* TASK TO CARRY OUT
The expected output is each line in the data below that includes the string "صنعتی".
AVAILABLE DATA: Begin
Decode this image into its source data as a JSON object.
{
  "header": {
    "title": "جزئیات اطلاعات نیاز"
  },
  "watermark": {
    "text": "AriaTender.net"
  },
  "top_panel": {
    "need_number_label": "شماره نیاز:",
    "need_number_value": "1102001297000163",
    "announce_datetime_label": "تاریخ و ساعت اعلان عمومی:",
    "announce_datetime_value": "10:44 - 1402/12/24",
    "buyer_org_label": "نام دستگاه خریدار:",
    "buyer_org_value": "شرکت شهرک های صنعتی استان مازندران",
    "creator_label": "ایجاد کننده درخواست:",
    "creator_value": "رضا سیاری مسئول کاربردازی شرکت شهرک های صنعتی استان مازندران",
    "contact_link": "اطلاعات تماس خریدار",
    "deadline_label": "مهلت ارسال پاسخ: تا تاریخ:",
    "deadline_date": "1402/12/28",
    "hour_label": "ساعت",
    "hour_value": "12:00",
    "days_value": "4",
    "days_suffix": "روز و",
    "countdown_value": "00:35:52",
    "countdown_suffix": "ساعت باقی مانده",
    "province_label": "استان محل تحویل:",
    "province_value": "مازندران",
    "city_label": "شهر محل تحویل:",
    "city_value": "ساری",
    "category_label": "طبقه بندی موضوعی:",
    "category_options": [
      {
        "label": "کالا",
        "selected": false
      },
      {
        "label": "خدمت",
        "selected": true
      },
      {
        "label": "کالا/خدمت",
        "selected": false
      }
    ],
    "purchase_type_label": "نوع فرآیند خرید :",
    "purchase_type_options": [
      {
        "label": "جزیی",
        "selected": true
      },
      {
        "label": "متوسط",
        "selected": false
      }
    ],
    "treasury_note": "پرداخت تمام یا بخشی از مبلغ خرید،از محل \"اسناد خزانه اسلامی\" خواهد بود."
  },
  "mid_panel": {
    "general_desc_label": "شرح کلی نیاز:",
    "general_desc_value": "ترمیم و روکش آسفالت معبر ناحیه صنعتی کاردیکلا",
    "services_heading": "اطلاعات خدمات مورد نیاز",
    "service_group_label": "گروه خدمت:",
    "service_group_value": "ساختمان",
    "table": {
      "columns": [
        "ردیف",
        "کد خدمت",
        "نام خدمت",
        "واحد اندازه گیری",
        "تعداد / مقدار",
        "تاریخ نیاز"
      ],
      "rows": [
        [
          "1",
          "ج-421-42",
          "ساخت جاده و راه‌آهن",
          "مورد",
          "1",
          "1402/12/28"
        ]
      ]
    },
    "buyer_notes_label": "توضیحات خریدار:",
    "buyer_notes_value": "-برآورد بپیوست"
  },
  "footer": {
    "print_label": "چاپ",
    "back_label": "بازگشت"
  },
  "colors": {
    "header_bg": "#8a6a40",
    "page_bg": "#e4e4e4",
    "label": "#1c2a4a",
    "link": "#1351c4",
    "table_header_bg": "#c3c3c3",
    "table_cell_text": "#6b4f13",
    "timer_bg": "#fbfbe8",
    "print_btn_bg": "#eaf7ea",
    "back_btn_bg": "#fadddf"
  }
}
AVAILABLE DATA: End
* WRITTEN RESPONSE
    "buyer_org_value": "شرکت شهرک های صنعتی استان مازندران",
    "creator_value": "رضا سیاری مسئول کاربردازی شرکت شهرک های صنعتی استان مازندران",
    "general_desc_value": "ترمیم و روکش آسفالت معبر ناحیه صنعتی کاردیکلا",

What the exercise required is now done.